If you move to Shaker Heights, you know what you’re getting.
You know that the city has quality schools, but that quality comes with a cost. You know that it’s a “residential community,” a town without enough businesses to handle most of the tax burden, and it requires higher property taxes to maintain strong schools. But you also know that, as a teacher paraphrased former Superintendent Mark Freeman at a board of education meeting earlier this year, “You get what you pay for.”
And sometimes you need to pay a little more.
Only 10 percent of Shaker’s tax revenue comes from local businesses; compare that to 30 percent in Solon and 50 percent in Beachwood. In other words, because we don’t have a mall to tax, homeowners must foot most of the bill for quality schools. It can be a big bill. Homeowners in this school district pay the highest property tax rate in Ohio, a tax rate that will likely surpass four percent if this levy passes. The owner of a $200,000 home will pay $483 more each year, bringing his or her total to $8,076 per annum. We don’t love this approach, but unless there are plans to build a mall in the Fernway neighborhood, this is the best way to maintain our schools.
“We are all homeowners, too,” Board of Education member Annette Tucker Sutherland said. “We are very aware” of the tax burden placed on Shaker residents.
In addition, Superintendent Gregory C. Hutchings, Jr., has emphasized cost efficiency much more than his predecessor. When the board revealed the levy would be 6.9 mills — the last four had all exceeded nine — teachers gave board members and Hutchings an ear full.
“A 6.9-mill levy is not enough,” one teacher said. “You cannot create great success on the cheap.”
Another said, “We cannot let a fear of millage prevent us [from] providing the world-class education Shaker is renowned for.”
We believe some taxpayers would disagree that the district is funded “on the cheap.”
This levy is a necessary evil, but its more modest cost reflects a healthy reconsideration of Shaker homeowners’ role in funding the schools. The district is asking for less, and they’ve said they won’t ask again for four years. Over that time, the district is also cutting costs elsewhere, $1 million each year for the next five years. The district’s belt-tightening may lead to changes in the classroom — teachers recently learned that in 2015-16 and beyond non-IB Diploma Programme classes must exceed 15 students or be cut — but if taxpayers can make sacrifices for the schools, we believe the schools can make sacrifices for the taxpayers.
These sacrifices, though, cannot rob students of a quality education.

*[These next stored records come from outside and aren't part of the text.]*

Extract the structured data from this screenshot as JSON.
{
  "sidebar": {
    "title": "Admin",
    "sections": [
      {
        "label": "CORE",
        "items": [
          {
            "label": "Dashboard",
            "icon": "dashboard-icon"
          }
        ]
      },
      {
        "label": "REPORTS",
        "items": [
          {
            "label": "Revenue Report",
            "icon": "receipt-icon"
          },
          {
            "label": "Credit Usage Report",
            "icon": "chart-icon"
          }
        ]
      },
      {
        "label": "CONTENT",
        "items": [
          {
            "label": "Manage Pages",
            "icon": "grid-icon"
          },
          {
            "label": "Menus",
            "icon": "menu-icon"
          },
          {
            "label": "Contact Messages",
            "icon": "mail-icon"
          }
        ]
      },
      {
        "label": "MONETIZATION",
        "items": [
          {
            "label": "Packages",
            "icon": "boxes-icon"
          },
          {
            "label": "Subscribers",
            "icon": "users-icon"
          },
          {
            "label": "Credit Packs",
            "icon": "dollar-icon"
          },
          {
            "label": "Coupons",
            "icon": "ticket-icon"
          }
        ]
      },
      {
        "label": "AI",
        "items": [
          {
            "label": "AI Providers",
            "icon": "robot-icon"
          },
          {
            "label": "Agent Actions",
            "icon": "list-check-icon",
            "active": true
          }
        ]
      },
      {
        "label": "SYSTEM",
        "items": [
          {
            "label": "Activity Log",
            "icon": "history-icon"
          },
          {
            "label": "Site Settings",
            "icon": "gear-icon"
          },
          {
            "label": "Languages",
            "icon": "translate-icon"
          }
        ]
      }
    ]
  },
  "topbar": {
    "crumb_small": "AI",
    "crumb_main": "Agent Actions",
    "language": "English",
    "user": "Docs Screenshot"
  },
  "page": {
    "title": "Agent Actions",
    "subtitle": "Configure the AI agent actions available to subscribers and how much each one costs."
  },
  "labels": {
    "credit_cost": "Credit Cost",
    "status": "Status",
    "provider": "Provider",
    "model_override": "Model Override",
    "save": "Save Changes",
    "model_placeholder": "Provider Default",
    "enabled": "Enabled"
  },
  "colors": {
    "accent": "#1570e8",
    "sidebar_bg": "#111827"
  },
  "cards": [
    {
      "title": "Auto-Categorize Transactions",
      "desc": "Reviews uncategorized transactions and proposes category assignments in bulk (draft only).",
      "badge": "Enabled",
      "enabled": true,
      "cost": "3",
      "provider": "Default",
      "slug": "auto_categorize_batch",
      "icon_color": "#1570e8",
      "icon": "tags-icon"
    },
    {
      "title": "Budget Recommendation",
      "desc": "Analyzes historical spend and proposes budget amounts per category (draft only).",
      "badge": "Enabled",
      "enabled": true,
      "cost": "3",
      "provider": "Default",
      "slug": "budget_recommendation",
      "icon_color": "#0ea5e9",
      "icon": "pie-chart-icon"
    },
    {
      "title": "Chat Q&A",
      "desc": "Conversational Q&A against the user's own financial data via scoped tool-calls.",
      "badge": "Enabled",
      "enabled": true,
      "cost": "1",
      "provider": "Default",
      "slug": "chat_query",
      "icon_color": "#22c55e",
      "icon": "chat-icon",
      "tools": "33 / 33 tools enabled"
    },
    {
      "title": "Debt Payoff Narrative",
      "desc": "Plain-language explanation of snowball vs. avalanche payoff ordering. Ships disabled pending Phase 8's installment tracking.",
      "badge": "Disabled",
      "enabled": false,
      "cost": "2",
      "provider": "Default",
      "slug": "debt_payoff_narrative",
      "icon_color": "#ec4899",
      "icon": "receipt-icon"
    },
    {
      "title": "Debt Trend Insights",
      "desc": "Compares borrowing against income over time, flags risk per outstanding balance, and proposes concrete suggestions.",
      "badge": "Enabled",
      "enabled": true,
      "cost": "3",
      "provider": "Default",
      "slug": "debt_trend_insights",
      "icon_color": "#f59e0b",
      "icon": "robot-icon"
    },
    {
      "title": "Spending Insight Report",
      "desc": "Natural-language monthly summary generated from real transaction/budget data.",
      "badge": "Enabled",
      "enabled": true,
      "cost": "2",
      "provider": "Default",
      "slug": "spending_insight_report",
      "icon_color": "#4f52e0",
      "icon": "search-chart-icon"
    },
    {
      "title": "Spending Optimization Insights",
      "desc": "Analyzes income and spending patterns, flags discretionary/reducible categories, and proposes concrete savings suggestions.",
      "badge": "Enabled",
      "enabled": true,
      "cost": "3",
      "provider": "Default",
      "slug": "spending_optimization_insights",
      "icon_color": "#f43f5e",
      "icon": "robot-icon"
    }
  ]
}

But we trust the district will provide no less.
This story will appear on page 11 of the April 25 issue of The Shakerite.